Resources

Lonely Planet (www.lonelyplanet.com/nicaragua) Destination information, hotel bookings, traveller forum and more.

Vianica.com (www.vianica.com/traveling) Log on to this interactive map and click on your route to find Nicaraguan road conditions, travel-time estimates and more.

Intur (www.intur.gob.ni) The official government website is in English and Spanish, with lots of cheerful, vague information and an awesome photo gallery.

Top Tips

  • Always go for a window seat in public transport, as the landscapes are absolutely breathtaking.
  • Take some Spanish classes at the beginning of your trip.
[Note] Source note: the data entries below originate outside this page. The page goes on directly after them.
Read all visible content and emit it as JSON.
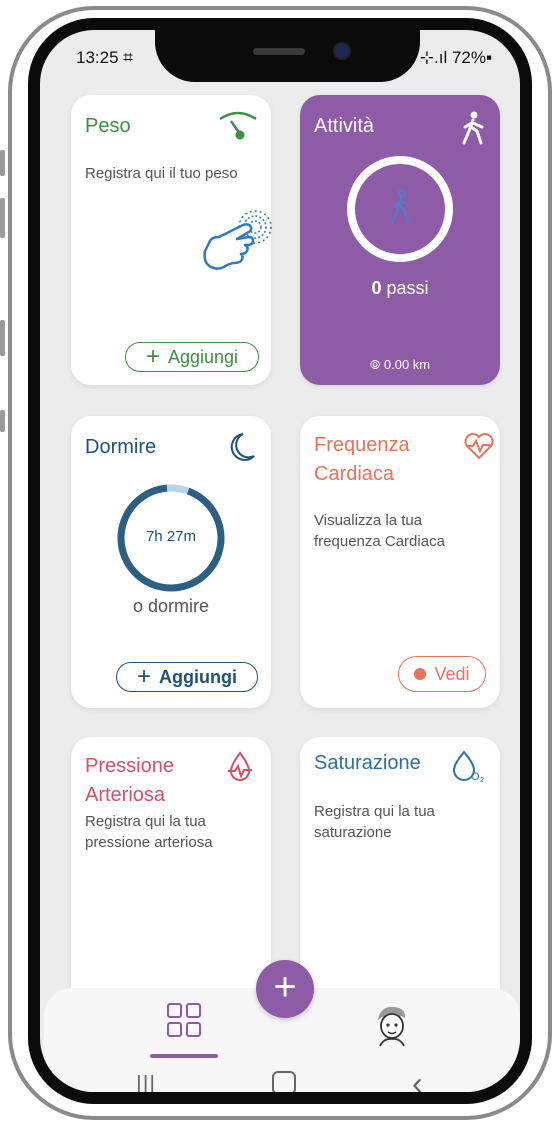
{
  "status": {
    "time": "13:25 ⌗",
    "right": "⊹.ıl 72%▪"
  },
  "cards": {
    "peso": {
      "title": "Peso",
      "desc": "Registra qui il tuo peso",
      "button": "Aggiungi",
      "icon": "gauge-icon",
      "color": "#3d8f45"
    },
    "attivita": {
      "title": "Attività",
      "steps_value": "0",
      "steps_unit": "passi",
      "distance": "0.00 km",
      "icon": "walker-icon",
      "bg": "#8e5ba6"
    },
    "dormire": {
      "title": "Dormire",
      "duration": "7h 27m",
      "sub": "o dormire",
      "button": "Aggiungi",
      "icon": "moon-icon",
      "color": "#1e5277",
      "progress": 0.93
    },
    "frequenza": {
      "title_line1": "Frequenza",
      "title_line2": "Cardiaca",
      "desc_line1": "Visualizza la tua",
      "desc_line2": "frequenza Cardiaca",
      "button": "Vedi",
      "icon": "heart-pulse-icon",
      "color": "#e8735a"
    },
    "pressione": {
      "title_line1": "Pressione",
      "title_line2": "Arteriosa",
      "desc_line1": "Registra qui la tua",
      "desc_line2": "pressione arteriosa",
      "icon": "drop-pulse-icon",
      "color": "#d25168"
    },
    "saturazione": {
      "title": "Saturazione",
      "desc_line1": "Registra qui la tua",
      "desc_line2": "saturazione",
      "icon": "oxygen-drop-icon",
      "color": "#2d6fa3"
    }
  },
  "nav": {
    "fab_label": "+",
    "fab_color": "#8e5ba6",
    "items": [
      "grid-icon",
      "profile-avatar-icon"
    ]
  },
  "system_nav": {
    "recents": "|||",
    "home": "▢",
    "back": "‹"
  }
}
Nicaraguans are outgoing and friendly but few have foreign-language skills.
  • Hire local guides wherever possible; they're cheap and you'll learn not only about the attraction you're visiting but also about the culture.
  • Forget about keeping a tight schedule in Nicaragua. Allow extra days in your trip, especially if you're traveling by public transport.
  • Take advantage of the hearty Nicaraguan-style breakfast served at most hotels (either complimentary or for a low price) – it will get you through a good part of the day.
  • When in doubt about getting into a taxi, just ask your hostel or hotel to call you one – and be sure to discuss the price before getting in.

What to Take

  • Sturdy walking shoes
  • Comfortable sports sandals
  • Insect repellent containing DEET
  • An emergency supply of US dollars in small bills
  • A two-pronged electrical adapter
  • A lightweight raincoat capable of resisting tropical downpours
  • Contact lens solution and other personal toiletries

What to Wear

The heat in Nicaragua can be oppressive, so you'll probably spend most of your time in lightweight T-shirts and shorts or cotton trousers. If you're heading to the northern highlands, you'll probably make use of a medium pullover for the cool evenings.

Note that in general, men in Nicaragua don't wear shorts unless practicing sports. Go for a jeans and short-sleeved shirt or polo shirt if you are going out with locals and be prepared to dress up for a night on the town in Granada or Managua.

On the beach women going topless is almost never acceptable and in rural areas bikinis may draw unwanted attention; consider swimming in shorts and a T-shirt like the locals.

Pre-departure Checklist

  • Make sure your passport is valid for at least six months
  • Check latest visa requirements online
  • Arrange travel insurance with medical evacuation cover
  • Inform your debit/credit-card issuer that you are traveling to Central America
  • Organize vaccinations against hepatitis A and typhoid, and consult your doctor about malaria prophylactics